Let me tell you a little bit about the dark ages of the music industry, aka the years before 2015, when music was released on Tuesday.
What’s that, you say? Music was released on Tuesday? Yes, and back before the digital era it was a truly wonderful, and exciting time. People gathered at record stores, sometimes lining up at midnight, making new album releases a truly communal thing.
When it came to music journalists, in the pre-digital era we’d receive CDs in the mail months in advance, and the number of albums would be such that we could get through them over the course of a week, and give repeated spins to the ones we were going to write about.

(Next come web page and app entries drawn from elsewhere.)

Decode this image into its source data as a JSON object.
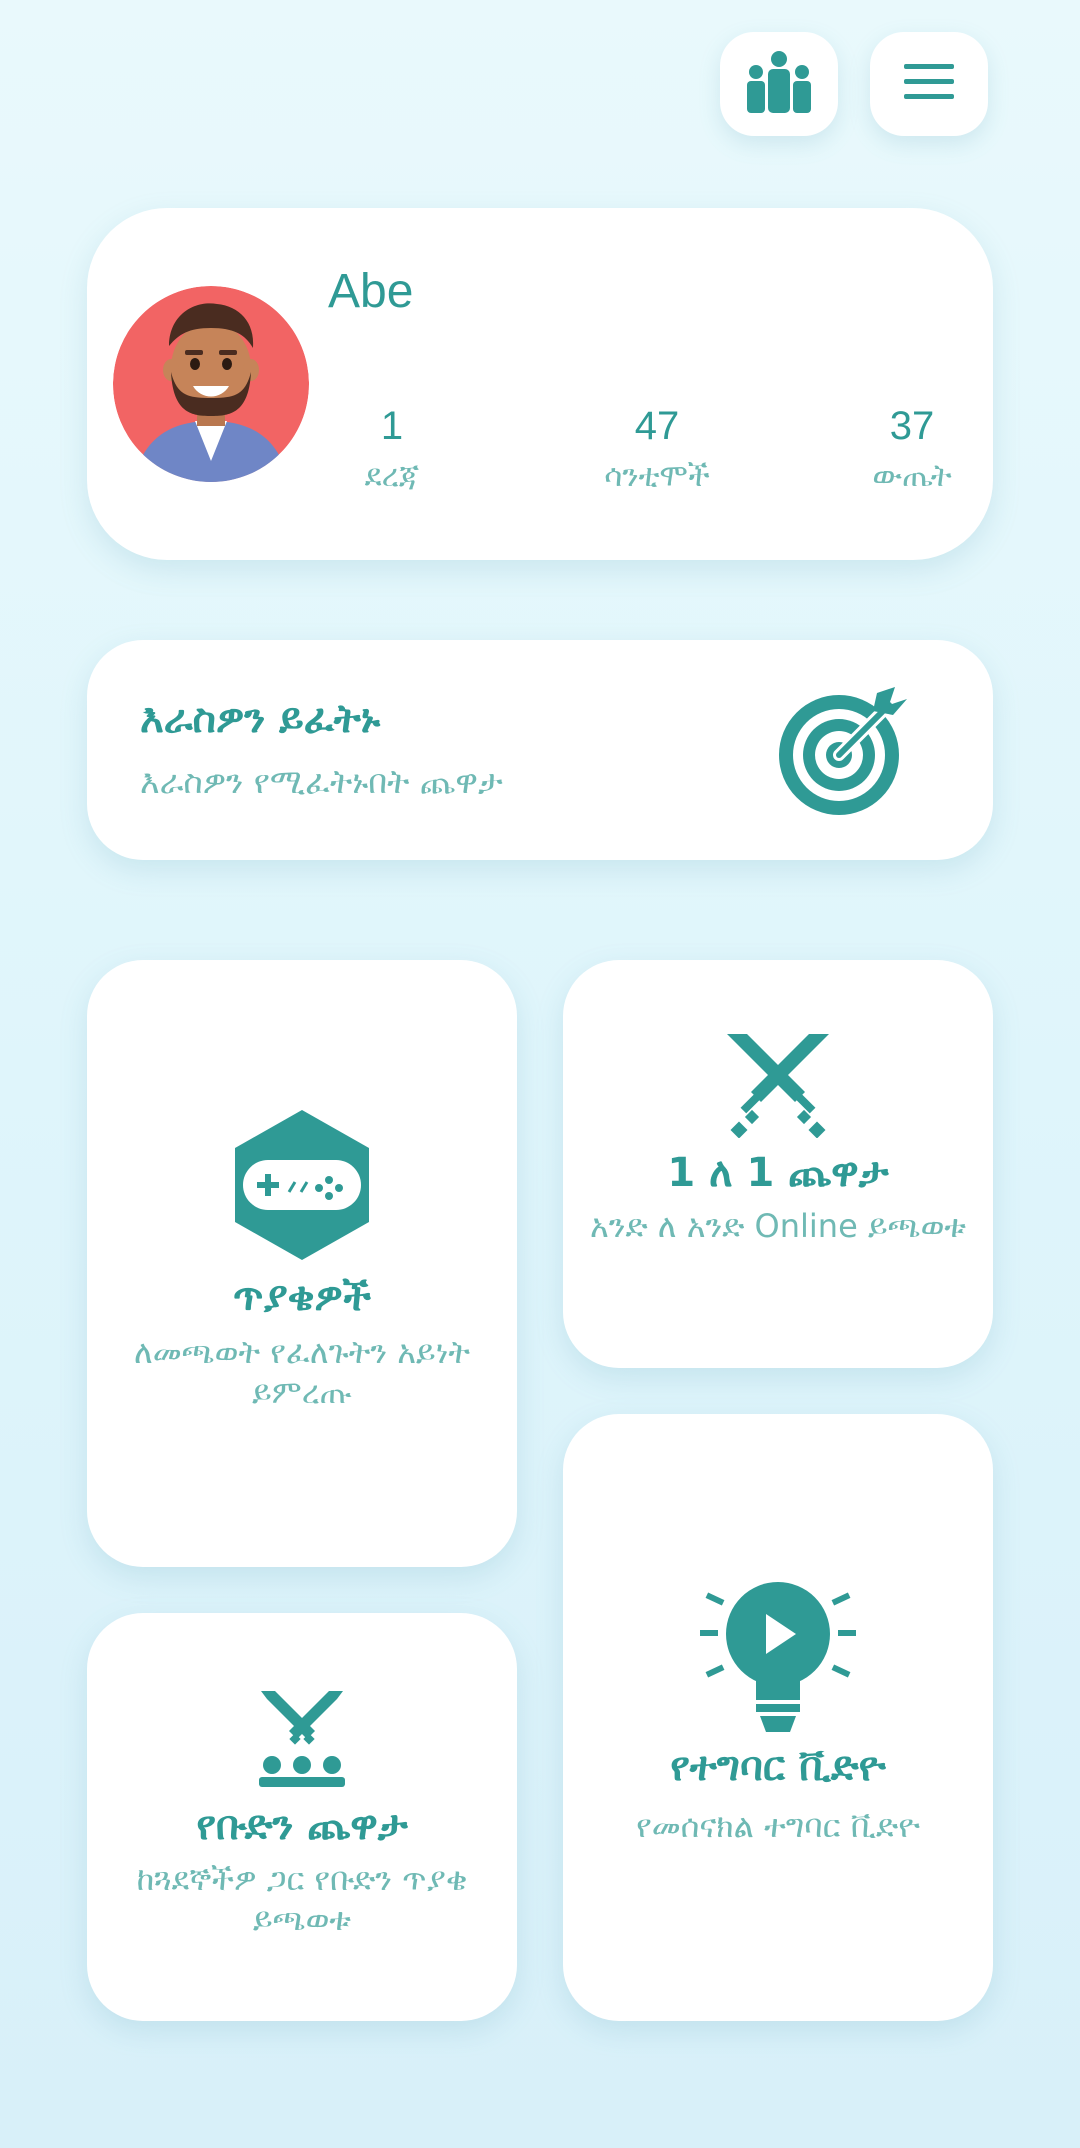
{
  "header": {
    "leaderboard_icon": "group-people-icon",
    "menu_icon": "hamburger-menu-icon"
  },
  "profile": {
    "username": "Abe",
    "avatar": "bearded-man-avatar",
    "stats": [
      {
        "value": "1",
        "label": "ደረጃ"
      },
      {
        "value": "47",
        "label": "ሳንቲሞች"
      },
      {
        "value": "37",
        "label": "ውጤት"
      }
    ]
  },
  "challenge": {
    "title": "እራስዎን ይፈትኑ",
    "subtitle": "እራስዎን የሚፈትኑበት ጨዋታ",
    "icon": "target-arrow-icon"
  },
  "cards": {
    "games": {
      "title": "ጥያቄዎች",
      "subtitle": "ለመጫወት የፈለጉትን አይነት ይምረጡ",
      "icon": "gamepad-hexagon-icon"
    },
    "one_v_one": {
      "title": "1 ለ 1 ጨዋታ",
      "subtitle": "አንድ ለ አንድ Online ይጫወቱ",
      "icon": "crossed-swords-icon"
    },
    "team": {
      "title": "የቡድን ጨዋታ",
      "subtitle": "ከጓደኞችዎ ጋር የቡድን ጥያቄ ይጫወቱ",
      "icon": "swords-team-icon"
    },
    "video": {
      "title": "የተግባር ቪድዮ",
      "subtitle": "የመሰናክል ተግባር ቪድዮ",
      "icon": "lightbulb-play-icon"
    }
  },
  "colors": {
    "primary": "#2f9a95",
    "secondary_text": "#6fb9b4",
    "card_bg": "#ffffff",
    "page_bg": "#e2f6fb",
    "avatar_bg": "#f26464"
  }
}
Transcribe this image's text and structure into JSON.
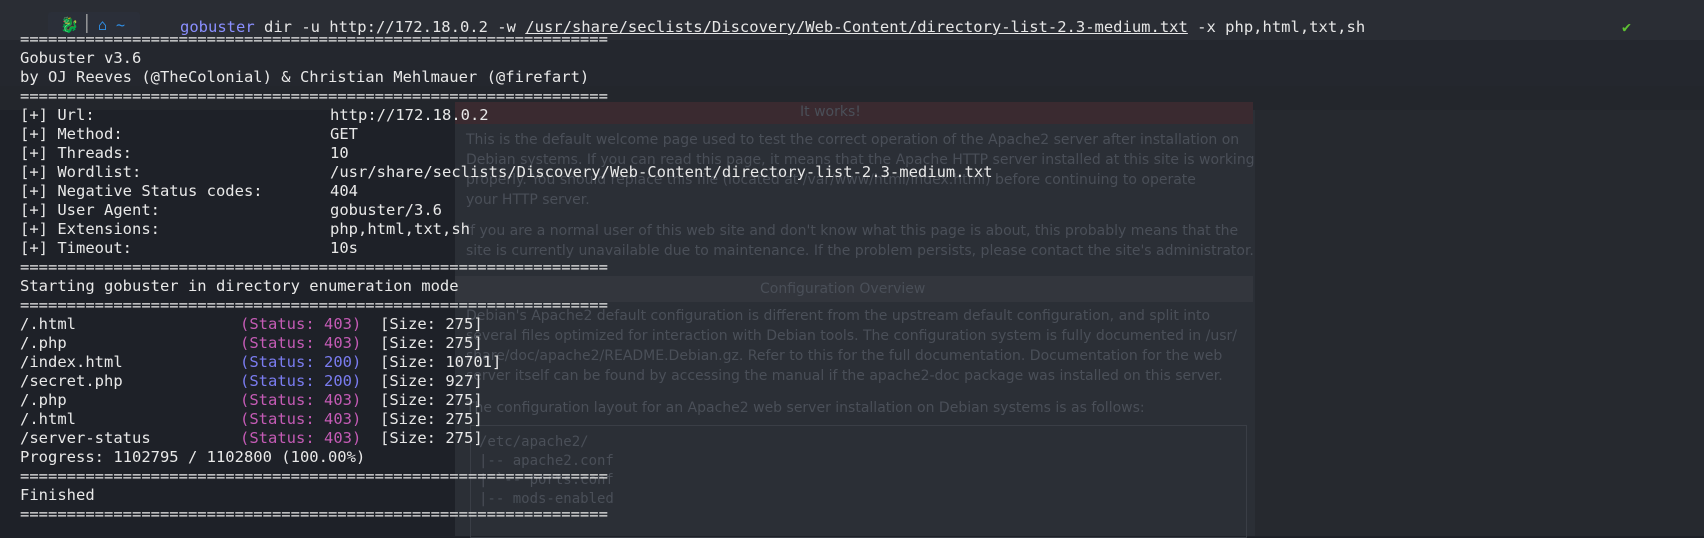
{
  "command": {
    "tool": "gobuster",
    "args_before_path": " dir -u http://172.18.0.2 -w ",
    "wordlist_path": "/usr/share/seclists/Discovery/Web-Content/directory-list-2.3-medium.txt",
    "args_after_path": " -x php,html,txt,sh"
  },
  "prompt": {
    "home": "~"
  },
  "divider": "===============================================================",
  "header": {
    "version": "Gobuster v3.6",
    "authors": "by OJ Reeves (@TheColonial) & Christian Mehlmauer (@firefart)"
  },
  "config": [
    {
      "label": "[+] Url:",
      "value": "http://172.18.0.2"
    },
    {
      "label": "[+] Method:",
      "value": "GET"
    },
    {
      "label": "[+] Threads:",
      "value": "10"
    },
    {
      "label": "[+] Wordlist:",
      "value": "/usr/share/seclists/Discovery/Web-Content/directory-list-2.3-medium.txt"
    },
    {
      "label": "[+] Negative Status codes:",
      "value": "404"
    },
    {
      "label": "[+] User Agent:",
      "value": "gobuster/3.6"
    },
    {
      "label": "[+] Extensions:",
      "value": "php,html,txt,sh"
    },
    {
      "label": "[+] Timeout:",
      "value": "10s"
    }
  ],
  "mode_line": "Starting gobuster in directory enumeration mode",
  "results": [
    {
      "path": "/.html",
      "status": "(Status: 403)",
      "size": "[Size: 275]"
    },
    {
      "path": "/.php",
      "status": "(Status: 403)",
      "size": "[Size: 275]"
    },
    {
      "path": "/index.html",
      "status": "(Status: 200)",
      "size": "[Size: 10701]"
    },
    {
      "path": "/secret.php",
      "status": "(Status: 200)",
      "size": "[Size: 927]"
    },
    {
      "path": "/.php",
      "status": "(Status: 403)",
      "size": "[Size: 275]"
    },
    {
      "path": "/.html",
      "status": "(Status: 403)",
      "size": "[Size: 275]"
    },
    {
      "path": "/server-status",
      "status": "(Status: 403)",
      "size": "[Size: 275]"
    }
  ],
  "progress": "Progress: 1102795 / 1102800 (100.00%)",
  "finished": "Finished",
  "background": {
    "banner": "It works!",
    "para1_l1": "This is the default welcome page used to test the correct operation of the Apache2 server after installation on",
    "para1_l2": "Debian systems. If you can read this page, it means that the Apache HTTP server installed at this site is working",
    "para1_l3": "properly. You should replace this file (located at /var/www/html/index.html) before continuing to operate",
    "para1_l4": "your HTTP server.",
    "para2_l1": "If you are a normal user of this web site and don't know what this page is about, this probably means that the",
    "para2_l2": "site is currently unavailable due to maintenance. If the problem persists, please contact the site's administrator.",
    "heading": "Configuration Overview",
    "para3_l1": "Debian's Apache2 default configuration is different from the upstream default configuration, and split into",
    "para3_l2": "several files optimized for interaction with Debian tools. The configuration system is fully documented in /usr/",
    "para3_l3": "share/doc/apache2/README.Debian.gz. Refer to this for the full documentation. Documentation for the web",
    "para3_l4": "server itself can be found by accessing the manual if the apache2-doc package was installed on this server.",
    "para4": "The configuration layout for an Apache2 web server installation on Debian systems is as follows:",
    "code_l1": "/etc/apache2/",
    "code_l2": "|-- apache2.conf",
    "code_l3": "|       `-- ports.conf",
    "code_l4": "|-- mods-enabled"
  }
}
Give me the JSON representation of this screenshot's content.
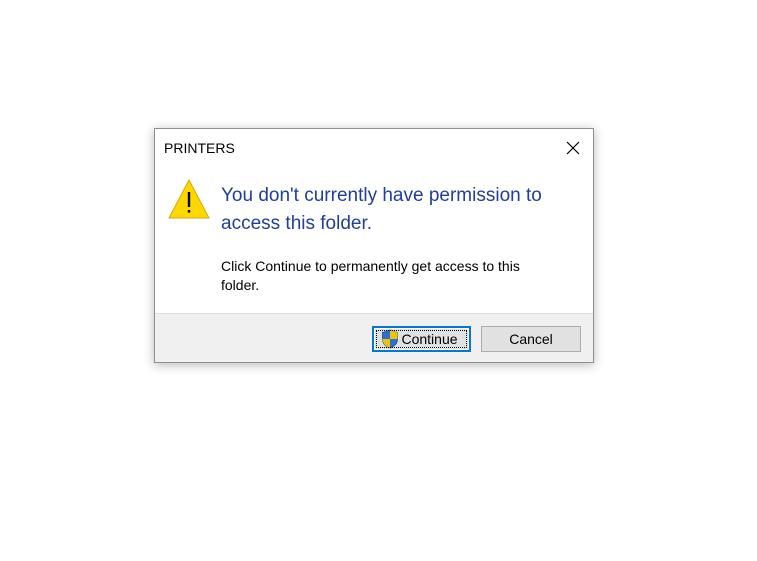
{
  "dialog": {
    "title": "PRINTERS",
    "close_icon": "close-icon",
    "warning_icon": "warning-icon",
    "main_instruction": "You don't currently have permission to access this folder.",
    "secondary_text": "Click Continue to permanently get access to this folder.",
    "buttons": {
      "continue_label": "Continue",
      "continue_icon": "uac-shield-icon",
      "cancel_label": "Cancel"
    }
  },
  "colors": {
    "instruction_text": "#1f3f9a",
    "focus_border": "#0078d7",
    "footer_background": "#f0f0f0",
    "warning_yellow": "#ffd800"
  }
}
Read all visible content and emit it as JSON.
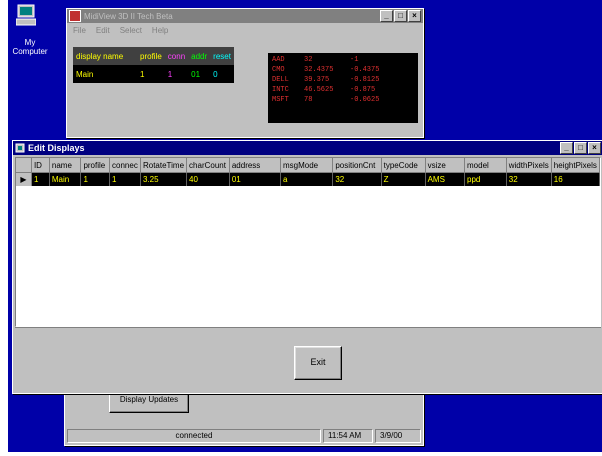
{
  "desktop": {
    "my_computer_label": "My Computer",
    "bg_color": "#0000a8"
  },
  "back_window": {
    "title": "MidiView 3D II Tech Beta",
    "controls": {
      "minimize": "_",
      "maximize": "□",
      "close": "×"
    },
    "menu": [
      "File",
      "Edit",
      "Select",
      "Help"
    ],
    "table": {
      "headers": [
        "display name",
        "profile",
        "conn",
        "addr",
        "reset"
      ],
      "header_colors": [
        "#ffff00",
        "#ffff00",
        "#ff40ff",
        "#00ff00",
        "#00ffff"
      ],
      "row": [
        "Main",
        "1",
        "1",
        "01",
        "0"
      ]
    },
    "ticker": [
      [
        "AAD",
        "32",
        "-1"
      ],
      [
        "CMO",
        "32.4375",
        "-0.4375"
      ],
      [
        "DELL",
        "39.375",
        "-0.8125"
      ],
      [
        "INTC",
        "46.5625",
        "-0.875"
      ],
      [
        "MSFT",
        "78",
        "-0.0625"
      ]
    ]
  },
  "bottom_window": {
    "button": "Display Updates",
    "status": {
      "connection": "connected",
      "time": "11:54 AM",
      "date": "3/9/00"
    }
  },
  "edit_window": {
    "title": "Edit Displays",
    "controls": {
      "minimize": "_",
      "maximize": "□",
      "close": "×"
    },
    "columns": [
      "ID",
      "name",
      "profile",
      "connec",
      "RotateTime",
      "charCount",
      "address",
      "msgMode",
      "positionCnt",
      "typeCode",
      "vsize",
      "model",
      "widthPixels",
      "heightPixels"
    ],
    "row": [
      "1",
      "Main",
      "1",
      "1",
      "3.25",
      "40",
      "01",
      "a",
      "32",
      "Z",
      "AMS",
      "ppd",
      "32",
      "16"
    ],
    "exit_label": "Exit"
  }
}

Now, thanks to streaming, and specifically Spotify, almost all new music comes out on Friday, and rather than a few dozen albums, the streaming revolution has resulted in a weekly overflow of so much new music that artists, journalists, and publicists are drowning in the flood.
For the artists – most of them aren’t being heard, and this is because “New Music Friday” really only works for one type of artist – the biggest of the big names.
When one of music’s heavyweights releases something new, the entire album gets streamed by their fan base, and because of Billboard’s misguided policy regarding “album-equivalent units,” every song on the album ends up charting on the Billboard Hot 100 for a week.
Even for those big name artists, however, the high is a just a temporary one. After the initial week of release, the album is usually forgotten about, as people return to their regular playlists.
Seriously, has anyone talked about Lorde’s latest album since the week it came out?
For the journalists – we spend a large chunk of our Friday morning, and early afternoon, receiving upwards of 50 to 100 emails per hour – yes, per hour – regarding new singles and albums. There isn’t enough time to read each email, let alone listen to the music.
I know one writer who has a policy of simply deleting every email sent on Friday because it’s just too much all at once, and he knows he’ll never be able to wade through them all to find the needle in the proverbial haystack.
Personally, I try open most emails, and skim them for a few key words that will tell me if I should slide the message into one of the column-specific folders I created to help organize my inbox. That said, I do tend to delete the emails from publicists who never respond to my interview requests, and/or never share the features that are written about their artists.
Trying to reach a journalist with new music on a Friday is a bit like trying to meet someone at Grand Central Station in the middle of rush hour – sure, you can make it happen, but why not find a time when there’s less congestion, and it’s easier to talk?
For the publicists – unless they’re working one of the big albums of the week, they know their press releases are more than likely going to get lost in the shuffle of a deck that is completely stacked against them.
Their email is just one in a sea of hundreds, and unless there’s a personal connection with a writer, there’s a pretty good chance the press release will never be read in full, if at all.
I legitimately feel for my friends in PR on “New Music Friday,” because they know what they’re up against, and every week they continue to try their best to push through.
All this being said, a question you may have is – if “New Music Friday” is so bad, why does everyone continue to partake in it? The answer is the evil empire that is Spotify. Spotify currently controls the narrative, and in a very short amount of time they’ve managed to engrain in people the idea that new music is supposed to come out on Friday.
As long as they continue to control this narrative – a narrative that financially benefits the streaming service far more than the artists, because Spotify makes a ton of money when the big name artists get plays – we’ll be stuck with “New Music Friday,” along with its myriad of problems.
Labels: Music Commentary